In the SMBVR, the firm says a scan of 21,850 randomly selected SMB websites in the U.S. and Canada (1,850 were scanned in Canada) found that susceptibility to spoofing, clickjacking and sniffing were the top three vulnerabilities found. “The level of these three vulnerabilities were significantly higher in Canada,” the firm’s researchers write.
Spoofing occurs when a website, software or web application does not sufficiently verify the origin or authenticity of data and accepts invalid data, allowing attackers to force servers into producing information. Legitimate traffic can also be redirected to the attacker’s website for credential compromise and data farming for future attacks. Clickjacking, meanwhile, happens when the technology allows an attacker to use multiple transparent or opaque layers to trick users into clicking links they never intended. Keystrokes can also be hijacked, they add.
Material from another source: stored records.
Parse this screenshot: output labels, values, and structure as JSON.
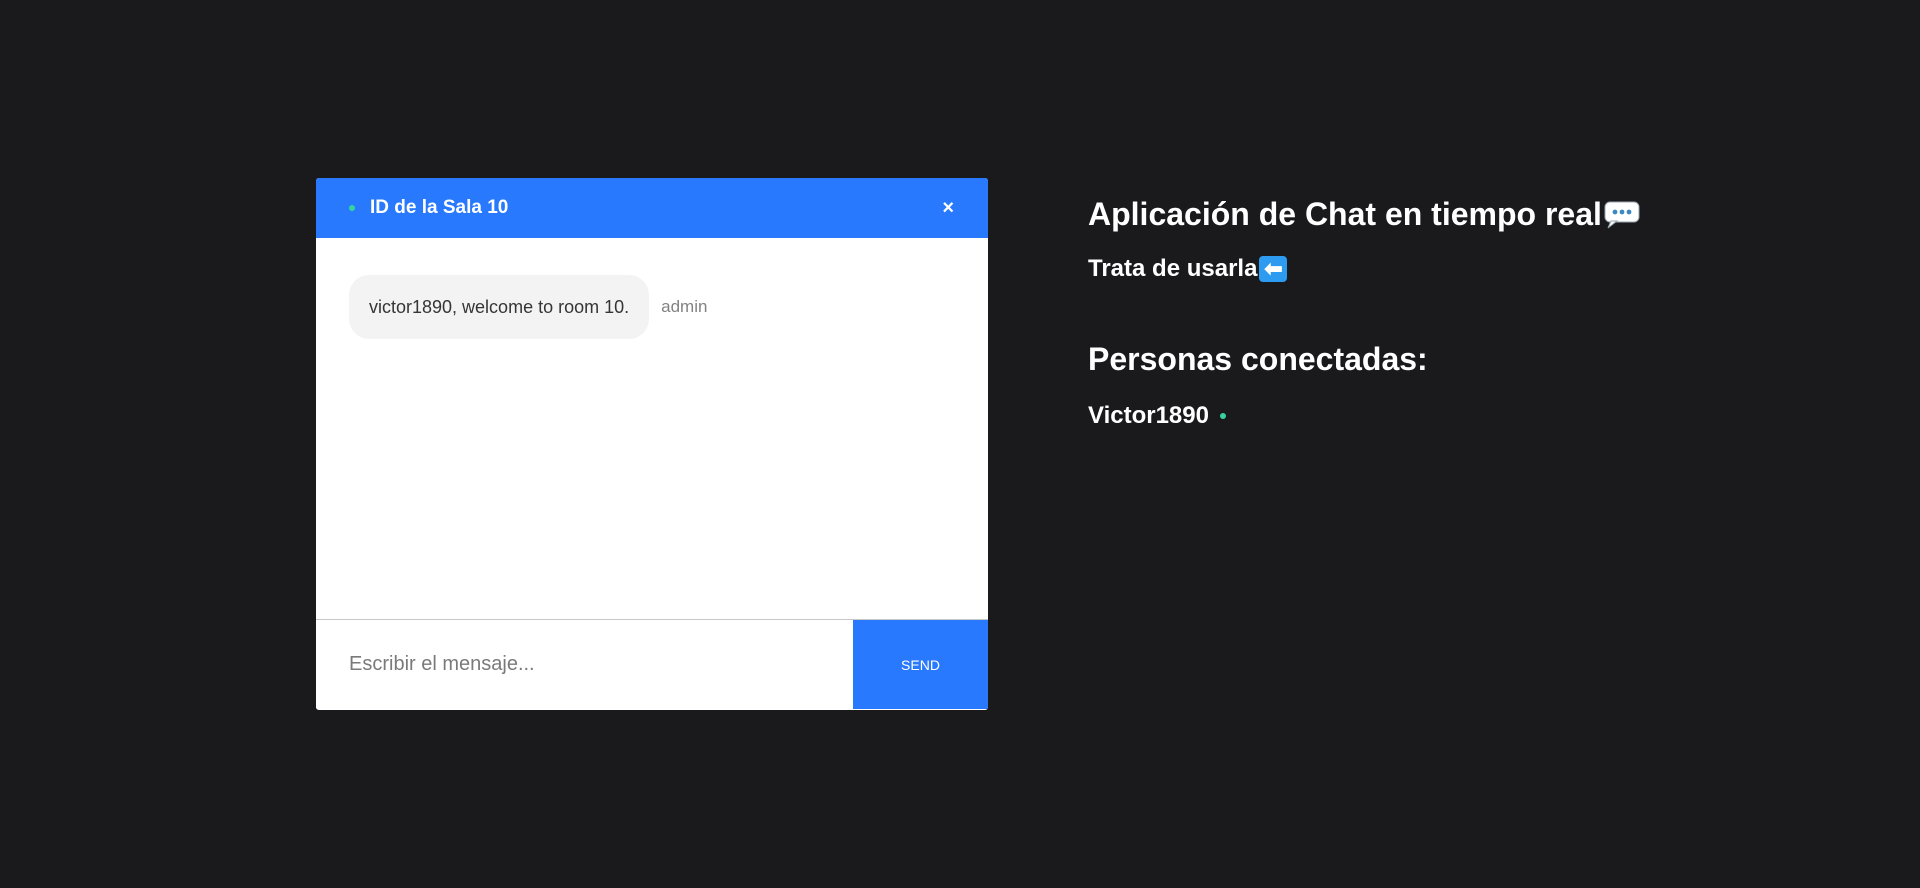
{
  "colors": {
    "background": "#1a1a1d",
    "accent": "#2979ff",
    "online": "#38d39f"
  },
  "chat": {
    "room_title": "ID de la Sala 10",
    "close_label": "×",
    "messages": [
      {
        "text": "victor1890, welcome to room 10.",
        "sender": "admin"
      }
    ],
    "input_placeholder": "Escribir el mensaje...",
    "input_value": "",
    "send_label": "Send"
  },
  "info": {
    "title": "Aplicación de Chat en tiempo real",
    "title_icon": "speech-balloon-icon",
    "subtitle": "Trata de usarla",
    "subtitle_icon": "left-arrow-icon",
    "connected_heading": "Personas conectadas:",
    "users": [
      "Victor1890"
    ]
  }
}
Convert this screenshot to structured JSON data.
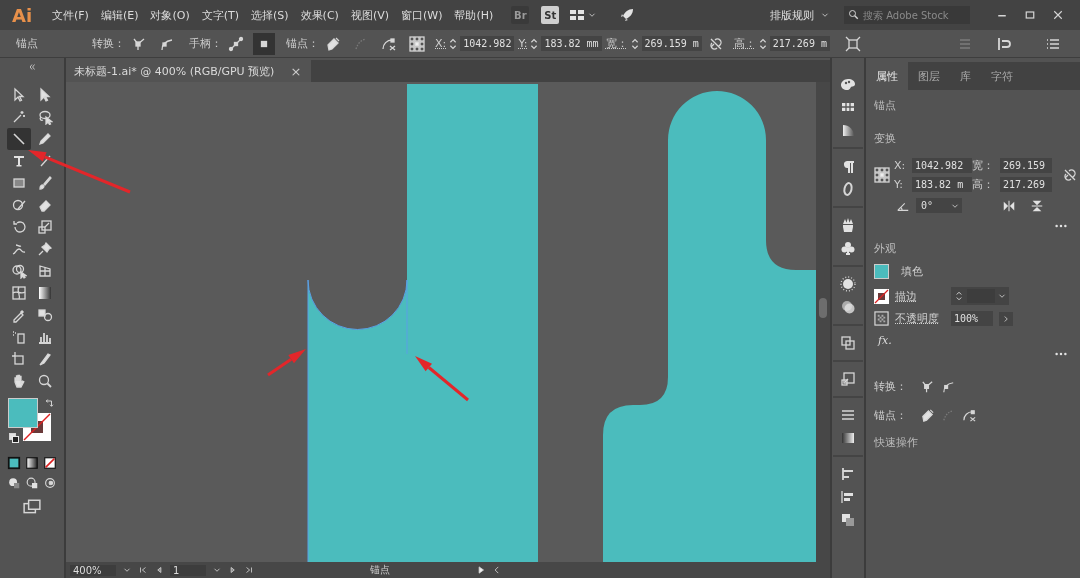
{
  "app": {
    "logo": "Ai"
  },
  "menu": [
    "文件(F)",
    "编辑(E)",
    "对象(O)",
    "文字(T)",
    "选择(S)",
    "效果(C)",
    "视图(V)",
    "窗口(W)",
    "帮助(H)"
  ],
  "apps": [
    {
      "label": "Br",
      "disabled": true
    },
    {
      "label": "St",
      "disabled": false
    }
  ],
  "workspace": "排版规则",
  "search": {
    "placeholder": "搜索 Adobe Stock"
  },
  "control_bar": {
    "selection": "锚点",
    "convert_label": "转换：",
    "handles_label": "手柄：",
    "handles": [
      {
        "selected": false
      },
      {
        "selected": true
      }
    ],
    "anchor_label": "锚点：",
    "anchor_tools": [
      {
        "disabled": false
      },
      {
        "disabled": true
      },
      {
        "disabled": false
      }
    ],
    "fields": [
      {
        "label": "X:",
        "value": "1042.982"
      },
      {
        "label": "Y:",
        "value": "183.82 mm"
      },
      {
        "label": "宽：",
        "value": "269.159 m"
      },
      {
        "label": "高：",
        "value": "217.269 m"
      }
    ]
  },
  "toolbar": {
    "tools": [
      {
        "selected": false
      },
      {
        "selected": false
      },
      {
        "selected": false
      },
      {
        "selected": false
      },
      {
        "selected": true
      },
      {
        "selected": false
      },
      {
        "selected": false
      },
      {
        "selected": false
      },
      {
        "selected": false
      },
      {
        "selected": false
      },
      {
        "selected": false
      },
      {
        "selected": false
      },
      {
        "selected": false
      },
      {
        "selected": false
      },
      {
        "selected": false
      },
      {
        "selected": false
      },
      {
        "selected": false
      },
      {
        "selected": false
      },
      {
        "selected": false
      },
      {
        "selected": false
      },
      {
        "selected": false
      },
      {
        "selected": false
      },
      {
        "selected": false
      },
      {
        "selected": false
      },
      {
        "selected": false
      },
      {
        "selected": false
      },
      {
        "selected": false
      },
      {
        "selected": false
      }
    ]
  },
  "document": {
    "tab": "未标题-1.ai* @ 400% (RGB/GPU 预览)",
    "close": "×"
  },
  "status_bar": {
    "zoom": "400%",
    "artboard": "1",
    "tool": "锚点"
  },
  "panel": {
    "tabs": [
      {
        "label": "属性",
        "selected": true
      },
      {
        "label": "图层",
        "selected": false
      },
      {
        "label": "库",
        "selected": false
      },
      {
        "label": "字符",
        "selected": false
      }
    ],
    "selection": "锚点",
    "transform_title": "变换",
    "fields": [
      {
        "label": "X:",
        "value": "1042.982"
      },
      {
        "label": "宽：",
        "value": "269.159"
      },
      {
        "label": "Y:",
        "value": "183.82 m"
      },
      {
        "label": "高：",
        "value": "217.269"
      }
    ],
    "angle": "0°",
    "appearance_title": "外观",
    "fill_label": "填色",
    "stroke_label": "描边",
    "opacity_label": "不透明度",
    "opacity": "100%",
    "fx": "fx.",
    "convert_label": "转换：",
    "anchor_label": "锚点：",
    "anchor_tools": [
      {
        "disabled": false
      },
      {
        "disabled": true
      },
      {
        "disabled": false
      }
    ],
    "quick_actions": "快速操作"
  }
}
Sniffing occurs when the technology does not force encryption and instead allows the transmission of sensitive or critical data.
“SMBs across the U.S. and Canada should scan their websites, software and web applications facing the internet to make sure there are no vulnerabilities,” the report concludes. “A cybersecurity control to regularly scan all IT assets to detect vulnerabilities should be implemented and a policy to fix the weaknesses within a reasonable time should (also) be implemented.”